TASK INSTRUCTIONS: Your task is to repeat all of the data exactly while excluding the pictures.

AVAILABLE RECORDS:
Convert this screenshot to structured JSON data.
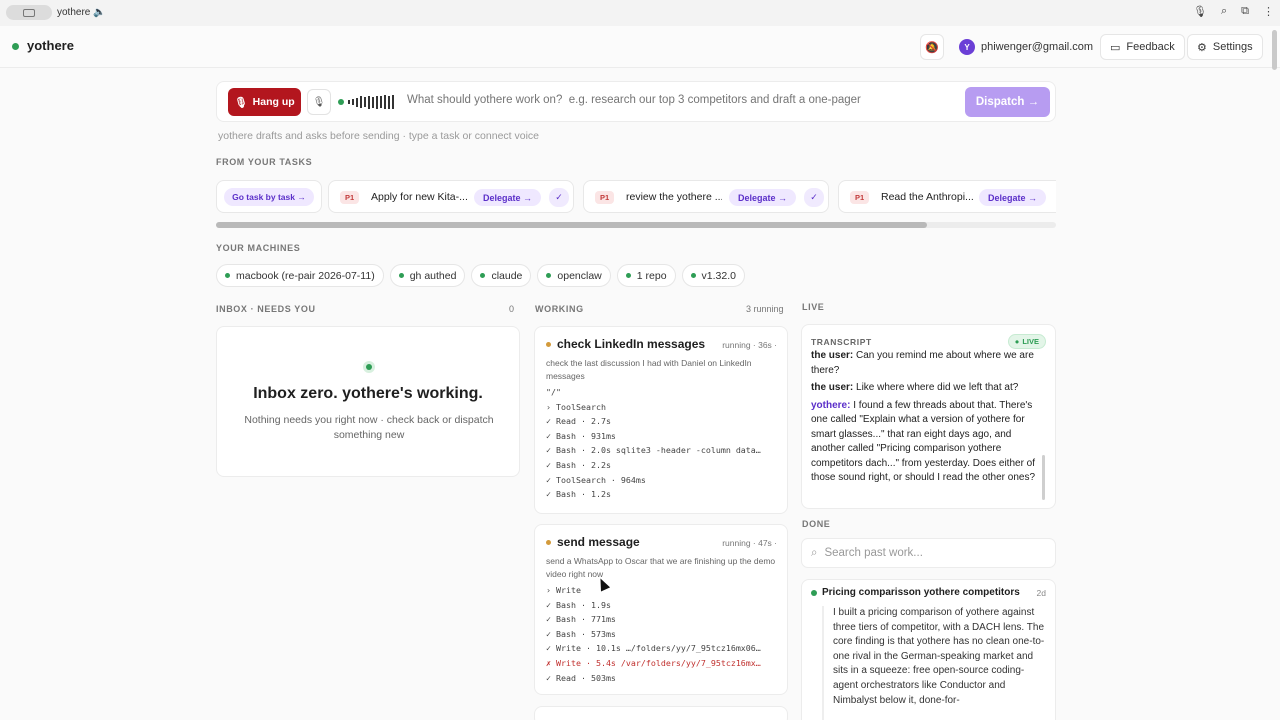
{
  "browser": {
    "tab_title": "yothere 🔈"
  },
  "header": {
    "brand": "yothere",
    "account_email": "phiwenger@gmail.com",
    "avatar_letter": "Y",
    "feedback_label": "Feedback",
    "settings_label": "Settings"
  },
  "dispatch": {
    "hangup_label": "Hang up",
    "placeholder": "What should yothere work on?  e.g. research our top 3 competitors and draft a one-pager",
    "dispatch_label": "Dispatch →",
    "hint": "yothere drafts and asks before sending  ·  type a task or connect voice"
  },
  "tasks": {
    "section_label": "FROM YOUR TASKS",
    "go_task_label": "Go task by task →",
    "items": [
      {
        "priority": "P1",
        "name": "Apply for new Kita-...",
        "delegate": "Delegate →",
        "check": "✓"
      },
      {
        "priority": "P1",
        "name": "review the yothere ...",
        "delegate": "Delegate →",
        "check": "✓"
      },
      {
        "priority": "P1",
        "name": "Read the Anthropi...",
        "delegate": "Delegate →",
        "check": "✓"
      }
    ]
  },
  "machines": {
    "section_label": "YOUR MACHINES",
    "items": [
      "macbook (re-pair 2026-07-11)",
      "gh authed",
      "claude",
      "openclaw",
      "1 repo",
      "v1.32.0"
    ]
  },
  "inbox": {
    "label": "INBOX · NEEDS YOU",
    "count": "0",
    "title": "Inbox zero. yothere's working.",
    "subtitle": "Nothing needs you right now · check back or dispatch something new"
  },
  "working": {
    "label": "WORKING",
    "count": "3 running",
    "cards": [
      {
        "title": "check LinkedIn messages",
        "status": "running · 36s ·",
        "desc": "check the last discussion I had with Daniel on LinkedIn messages",
        "log": [
          "\"/\"",
          "› ToolSearch",
          "✓ Read · 2.7s",
          "✓ Bash · 931ms",
          "✓ Bash · 2.0s sqlite3 -header -column data…",
          "✓ Bash · 2.2s",
          "✓ ToolSearch · 964ms",
          "✓ Bash · 1.2s"
        ]
      },
      {
        "title": "send message",
        "status": "running · 47s ·",
        "desc": "send a WhatsApp to Oscar that we are finishing up the demo video right now",
        "log": [
          "› Write",
          "✓ Bash · 1.9s",
          "✓ Bash · 771ms",
          "✓ Bash · 573ms",
          "✓ Write · 10.1s …/folders/yy/7_95tcz16mx06…",
          "✗ Write · 5.4s /var/folders/yy/7_95tcz16mx…",
          "✓ Read · 503ms"
        ]
      }
    ]
  },
  "live": {
    "label": "LIVE",
    "transcript_label": "TRANSCRIPT",
    "badge": "LIVE",
    "lines": [
      {
        "speaker": "the user:",
        "text": "Can you remind me about where we are there?"
      },
      {
        "speaker": "the user:",
        "text": "Like where where did we left that at?"
      },
      {
        "speaker": "yothere:",
        "text": "I found a few threads about that. There's one called \"Explain what a version of yothere for smart glasses...\" that ran eight days ago, and another called \"Pricing comparison yothere competitors dach...\" from yesterday. Does either of those sound right, or should I read the other ones?"
      }
    ]
  },
  "done": {
    "label": "DONE",
    "search_placeholder": "Search past work...",
    "card": {
      "title": "Pricing comparisson yothere competitors ...",
      "age": "2d",
      "body": "I built a pricing comparison of yothere against three tiers of competitor, with a DACH lens. The core finding is that yothere has no clean one-to-one rival in the German-speaking market and sits in a squeeze: free open-source coding-agent orchestrators like Conductor and Nimbalyst below it, done-for-"
    }
  }
}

SOLUTION FOR THIS EXERCISE:
Convert this screenshot to structured JSON data.
{
  "browser": {
    "tab_title": "yothere 🔈"
  },
  "header": {
    "brand": "yothere",
    "account_email": "phiwenger@gmail.com",
    "avatar_letter": "Y",
    "feedback_label": "Feedback",
    "settings_label": "Settings"
  },
  "dispatch": {
    "hangup_label": "Hang up",
    "placeholder": "What should yothere work on?  e.g. research our top 3 competitors and draft a one-pager",
    "dispatch_label": "Dispatch →",
    "hint": "yothere drafts and asks before sending  ·  type a task or connect voice"
  },
  "tasks": {
    "section_label": "FROM YOUR TASKS",
    "go_task_label": "Go task by task →",
    "items": [
      {
        "priority": "P1",
        "name": "Apply for new Kita-...",
        "delegate": "Delegate →",
        "check": "✓"
      },
      {
        "priority": "P1",
        "name": "review the yothere ...",
        "delegate": "Delegate →",
        "check": "✓"
      },
      {
        "priority": "P1",
        "name": "Read the Anthropi...",
        "delegate": "Delegate →",
        "check": "✓"
      }
    ]
  },
  "machines": {
    "section_label": "YOUR MACHINES",
    "items": [
      "macbook (re-pair 2026-07-11)",
      "gh authed",
      "claude",
      "openclaw",
      "1 repo",
      "v1.32.0"
    ]
  },
  "inbox": {
    "label": "INBOX · NEEDS YOU",
    "count": "0",
    "title": "Inbox zero. yothere's working.",
    "subtitle": "Nothing needs you right now · check back or dispatch something new"
  },
  "working": {
    "label": "WORKING",
    "count": "3 running",
    "cards": [
      {
        "title": "check LinkedIn messages",
        "status": "running · 36s ·",
        "desc": "check the last discussion I had with Daniel on LinkedIn messages",
        "log": [
          "\"/\"",
          "› ToolSearch",
          "✓ Read · 2.7s",
          "✓ Bash · 931ms",
          "✓ Bash · 2.0s sqlite3 -header -column data…",
          "✓ Bash · 2.2s",
          "✓ ToolSearch · 964ms",
          "✓ Bash · 1.2s"
        ]
      },
      {
        "title": "send message",
        "status": "running · 47s ·",
        "desc": "send a WhatsApp to Oscar that we are finishing up the demo video right now",
        "log": [
          "› Write",
          "✓ Bash · 1.9s",
          "✓ Bash · 771ms",
          "✓ Bash · 573ms",
          "✓ Write · 10.1s …/folders/yy/7_95tcz16mx06…",
          "✗ Write · 5.4s /var/folders/yy/7_95tcz16mx…",
          "✓ Read · 503ms"
        ]
      }
    ]
  },
  "live": {
    "label": "LIVE",
    "transcript_label": "TRANSCRIPT",
    "badge": "LIVE",
    "lines": [
      {
        "speaker": "the user:",
        "text": "Can you remind me about where we are there?"
      },
      {
        "speaker": "the user:",
        "text": "Like where where did we left that at?"
      },
      {
        "speaker": "yothere:",
        "text": "I found a few threads about that. There's one called \"Explain what a version of yothere for smart glasses...\" that ran eight days ago, and another called \"Pricing comparison yothere competitors dach...\" from yesterday. Does either of those sound right, or should I read the other ones?"
      }
    ]
  },
  "done": {
    "label": "DONE",
    "search_placeholder": "Search past work...",
    "card": {
      "title": "Pricing comparisson yothere competitors ...",
      "age": "2d",
      "body": "I built a pricing comparison of yothere against three tiers of competitor, with a DACH lens. The core finding is that yothere has no clean one-to-one rival in the German-speaking market and sits in a squeeze: free open-source coding-agent orchestrators like Conductor and Nimbalyst below it, done-for-"
    }
  }
}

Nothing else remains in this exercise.